___ DATA FOR THE TASK ___
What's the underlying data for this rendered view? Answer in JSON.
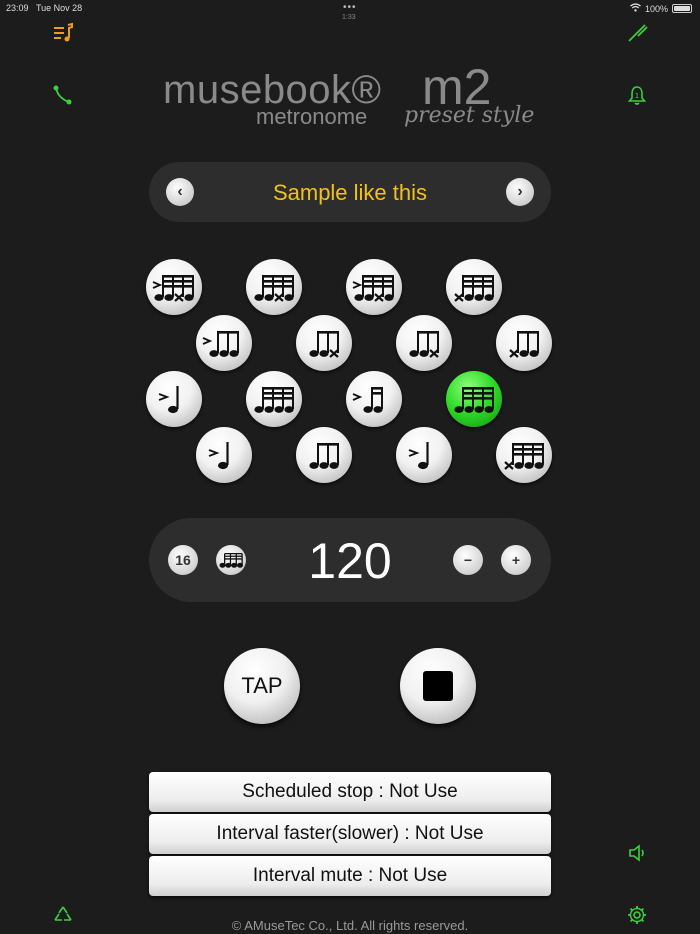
{
  "status_bar": {
    "time": "23:09",
    "date": "Tue Nov 28",
    "dots": "•••",
    "sub": "1:33",
    "wifi": "wifi",
    "battery_text": "100%",
    "battery_level": 1.0
  },
  "icons": {
    "top_left": "playlist-icon",
    "left_second": "curve-icon",
    "top_right": "tuning-fork-icon",
    "right_second": "bell-icon",
    "right_lower": "speaker-icon",
    "bottom_left": "recycle-icon",
    "bottom_right": "gear-icon"
  },
  "colors": {
    "accent_green": "#3ad23a",
    "title_yellow": "#f2c21b",
    "icon_orange": "#f29a1e"
  },
  "logo": {
    "brand": "musebook®",
    "product": "metronome",
    "model": "m2",
    "style": "preset style"
  },
  "preset": {
    "title": "Sample like this",
    "prev": "‹",
    "next": "›"
  },
  "patterns": [
    {
      "glyph": "sixteenths-accent-x"
    },
    {
      "glyph": "sixteenths-x"
    },
    {
      "glyph": "sixteenths-accent-x"
    },
    {
      "glyph": "sixteenths-x-first"
    },
    {
      "glyph": "triplet-accent"
    },
    {
      "glyph": "triplet-x"
    },
    {
      "glyph": "triplet-x"
    },
    {
      "glyph": "triplet-x-first"
    },
    {
      "glyph": "quarter-accent"
    },
    {
      "glyph": "sixteenths"
    },
    {
      "glyph": "eighths-accent"
    },
    {
      "glyph": "sixteenths",
      "active": true
    },
    {
      "glyph": "quarter-accent"
    },
    {
      "glyph": "triplet"
    },
    {
      "glyph": "quarter-accent"
    },
    {
      "glyph": "sixteenths-x-first"
    }
  ],
  "tempo": {
    "subdivision": "16",
    "bpm": "120",
    "minus": "−",
    "plus": "+"
  },
  "controls": {
    "tap_label": "TAP"
  },
  "options": [
    "Scheduled stop : Not Use",
    "Interval faster(slower) : Not Use",
    "Interval mute : Not Use"
  ],
  "footer": {
    "copyright": "© AMuseTec Co., Ltd. All rights reserved."
  }
}
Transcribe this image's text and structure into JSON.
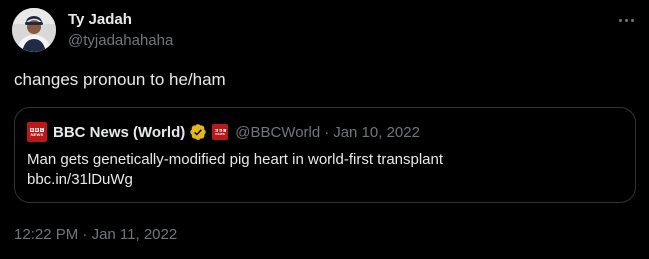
{
  "author": {
    "name": "Ty Jadah",
    "handle": "@tyjadahahaha"
  },
  "tweet": {
    "text": "changes pronoun to he/ham",
    "time": "12:22 PM",
    "date": "Jan 11, 2022",
    "separator": "·"
  },
  "quoted": {
    "logo_letters": [
      "B",
      "B",
      "C"
    ],
    "logo_subtext": "NEWS",
    "name": "BBC News (World)",
    "handle": "@BBCWorld",
    "separator": "·",
    "date": "Jan 10, 2022",
    "text": "Man gets genetically-modified pig heart in world-first transplant",
    "link": "bbc.in/31lDuWg"
  },
  "icons": {
    "more": "more-horizontal-icon",
    "verified": "verified-badge-icon",
    "affiliate": "bbc-affiliate-icon"
  },
  "colors": {
    "background": "#000000",
    "text_primary": "#e7e9ea",
    "text_secondary": "#71767b",
    "border": "#2f3336",
    "verified_gold": "#e2b719",
    "bbc_red": "#bb1919"
  }
}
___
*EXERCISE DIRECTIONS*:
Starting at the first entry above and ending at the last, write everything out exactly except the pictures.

*OUTPUT OF THE EXERCISE*:
What's the underlying data for this rendered view? Answer in JSON.
{
  "status_bar": {
    "time": "23:09",
    "date": "Tue Nov 28",
    "dots": "•••",
    "sub": "1:33",
    "wifi": "wifi",
    "battery_text": "100%",
    "battery_level": 1.0
  },
  "icons": {
    "top_left": "playlist-icon",
    "left_second": "curve-icon",
    "top_right": "tuning-fork-icon",
    "right_second": "bell-icon",
    "right_lower": "speaker-icon",
    "bottom_left": "recycle-icon",
    "bottom_right": "gear-icon"
  },
  "colors": {
    "accent_green": "#3ad23a",
    "title_yellow": "#f2c21b",
    "icon_orange": "#f29a1e"
  },
  "logo": {
    "brand": "musebook®",
    "product": "metronome",
    "model": "m2",
    "style": "preset style"
  },
  "preset": {
    "title": "Sample like this",
    "prev": "‹",
    "next": "›"
  },
  "patterns": [
    {
      "glyph": "sixteenths-accent-x"
    },
    {
      "glyph": "sixteenths-x"
    },
    {
      "glyph": "sixteenths-accent-x"
    },
    {
      "glyph": "sixteenths-x-first"
    },
    {
      "glyph": "triplet-accent"
    },
    {
      "glyph": "triplet-x"
    },
    {
      "glyph": "triplet-x"
    },
    {
      "glyph": "triplet-x-first"
    },
    {
      "glyph": "quarter-accent"
    },
    {
      "glyph": "sixteenths"
    },
    {
      "glyph": "eighths-accent"
    },
    {
      "glyph": "sixteenths",
      "active": true
    },
    {
      "glyph": "quarter-accent"
    },
    {
      "glyph": "triplet"
    },
    {
      "glyph": "quarter-accent"
    },
    {
      "glyph": "sixteenths-x-first"
    }
  ],
  "tempo": {
    "subdivision": "16",
    "bpm": "120",
    "minus": "−",
    "plus": "+"
  },
  "controls": {
    "tap_label": "TAP"
  },
  "options": [
    "Scheduled stop : Not Use",
    "Interval faster(slower) : Not Use",
    "Interval mute : Not Use"
  ],
  "footer": {
    "copyright": "© AMuseTec Co., Ltd. All rights reserved."
  }
}
Transcribe this image's text and structure into JSON.
{
  "author": {
    "name": "Ty Jadah",
    "handle": "@tyjadahahaha"
  },
  "tweet": {
    "text": "changes pronoun to he/ham",
    "time": "12:22 PM",
    "date": "Jan 11, 2022",
    "separator": "·"
  },
  "quoted": {
    "logo_letters": [
      "B",
      "B",
      "C"
    ],
    "logo_subtext": "NEWS",
    "name": "BBC News (World)",
    "handle": "@BBCWorld",
    "separator": "·",
    "date": "Jan 10, 2022",
    "text": "Man gets genetically-modified pig heart in world-first transplant",
    "link": "bbc.in/31lDuWg"
  },
  "icons": {
    "more": "more-horizontal-icon",
    "verified": "verified-badge-icon",
    "affiliate": "bbc-affiliate-icon"
  },
  "colors": {
    "background": "#000000",
    "text_primary": "#e7e9ea",
    "text_secondary": "#71767b",
    "border": "#2f3336",
    "verified_gold": "#e2b719",
    "bbc_red": "#bb1919"
  }
}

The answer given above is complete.